The risk of injury for people working in solitary may be increased because of the difficulty contacting emergency services and following other emergency procedures when they are required to do so.
Emergency situations often arise because of the sudden onset of a medical condition, accidental work-related injury, disease or exposure to the elements. The incidents caused can be very serious and even fatal for workers who are separated from others or working alone. These workers are on their own, therefore they cannot be heard or seen when an emergency arises.
A safe system of work needs to be developed for people who work alone.
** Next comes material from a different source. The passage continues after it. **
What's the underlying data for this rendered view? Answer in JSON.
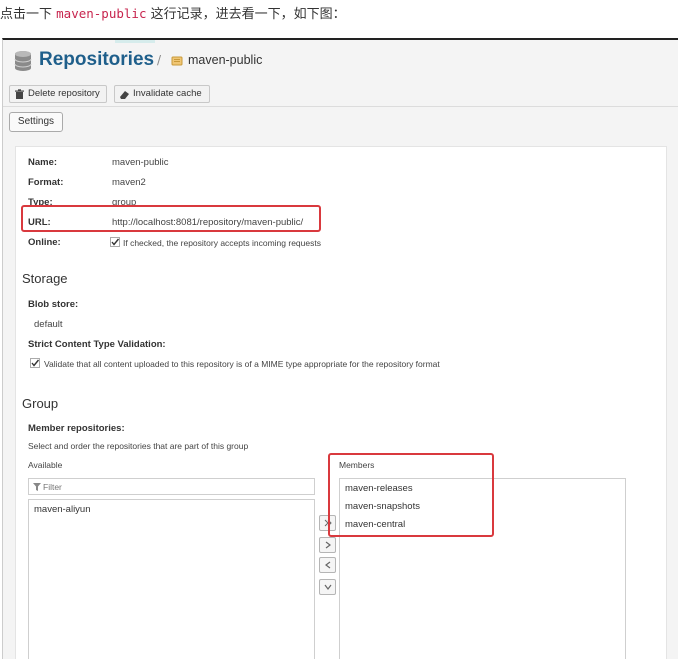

Employers have a duty to conduct a risk assessment and have a means of communication available for emergency situations.
Employers need to firstly identify hazards that may affect the person working alone and assess the risks of injury from the hazard by considering the likelihood of the hazard occurring and the worst case scenario if it does occur.
Implementing control measures to minimise the risks would be the next step and these control measures need to be reviewed on a regular basis.
The person who will be working alone must be trained and instructed on working alone and the procedures to follow as these will differ from ordinary workers who work in a group.
By abiding by the rules of the site and safe work best practice workers that work in Solitary environments can do so confidently without the fear of associated with working alone.